The exhibition David Bowie Is, originally at the Victoria and Albert museum in London and subsequently on tour around the world, has proved an enormous success with over 2 million visitors in 12 locations. Sony Entertainment has now released David Bowie Is AR Exhibition, an app for iOS and Android that uses Augmented Reality to enable users to enjoy the exhibition at home and whenever they like.
I found the app though-provoking. I am a fan of course, so keen to see the material; and I attended the London exhibition twice so I have some context.
I tried the app on an Honor 10 AI – note that you have to download the Google ARCore library first, if it is not already installed. Then I ran the app and found it somewhat frustrating. When the app starts up, you get a calibrating screen and this has to complete before you can progress.
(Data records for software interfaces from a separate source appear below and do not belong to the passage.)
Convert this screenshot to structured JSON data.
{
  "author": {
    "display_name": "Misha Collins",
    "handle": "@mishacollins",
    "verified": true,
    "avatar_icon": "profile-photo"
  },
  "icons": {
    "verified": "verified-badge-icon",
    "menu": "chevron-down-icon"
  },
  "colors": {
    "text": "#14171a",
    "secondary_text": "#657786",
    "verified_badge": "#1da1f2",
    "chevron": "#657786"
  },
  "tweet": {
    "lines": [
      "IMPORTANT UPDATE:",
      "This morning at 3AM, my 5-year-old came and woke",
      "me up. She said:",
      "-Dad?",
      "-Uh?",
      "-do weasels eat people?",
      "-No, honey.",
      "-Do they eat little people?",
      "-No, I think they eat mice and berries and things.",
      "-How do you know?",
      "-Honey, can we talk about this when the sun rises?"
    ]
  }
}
If you struggle at all with this, I recommend having a look at the help, which says to “Find a well-lit surface with a visible pattern or a few flat items on it. A magazine on a desk or table works well.” Another tip is that the app is designed for a table-top experience. So sit at a desk, do not try walking around and using a wall.
The app streams a lot of data. So if you are on a poor connection, expect to wait while the orange thermometer bar fills up at the bottom of the screen. The streaming/caching could probably be much improved.
Once I got the app working I began to warm to it. You can think of it as a series of pages or virtual rooms. Each room has an array of object in it, and you tap an object to bring it into view. Once an object is focused like this, you can zoom in by moving the phone. Pinch to zoom should work too though I had some problems with it.
Here is a view of the recording page:
and here I’ve brought a page of Bowie’s notes into view (note the caption which appears) and zoomed in; the resolution is good.
The clever bit is that you can move objects around by tap and drag. This is a nice feature when viewing Bowie’s cut-up lyric technique, since you can drag the pieces around to exercise your own creativity.
Fair enough, but is this really Augmented Reality? I’d argue not, since it does not mix the real world with the virtual world. It just uses the AR platform as a viewer into this virtualised environment.
The experience is good when it works, but not if you get disappearing content, endless “calibration”, stuttering videos, or content that is too small and stubbornly refuses to come into view – all issues which I encountered. It also requires a fairly high-end phone or tablet. So your environment has to be just right for it to work; not ideal for enjoying on a train journey, for example. And some of the content is literally shaky; I think this is a bug and may improve with an update.
Would it be better if it were presented in a more traditional ways, as a database of items which you could search and view? Unfortunately I think it would. This would also reduce the system requirements and enable more people to enjoy it.
It does look as if there is a lot here. According to the site:
23 music videos
60 original lyric sheets
33 drawings and sketches
I would love to be able to look up these items easily. Instead I have to hunt through the virtual rooms and hope I can find what I am looking for. Just like a real exhibition, complete with crowds and kids wanting toilets I guess.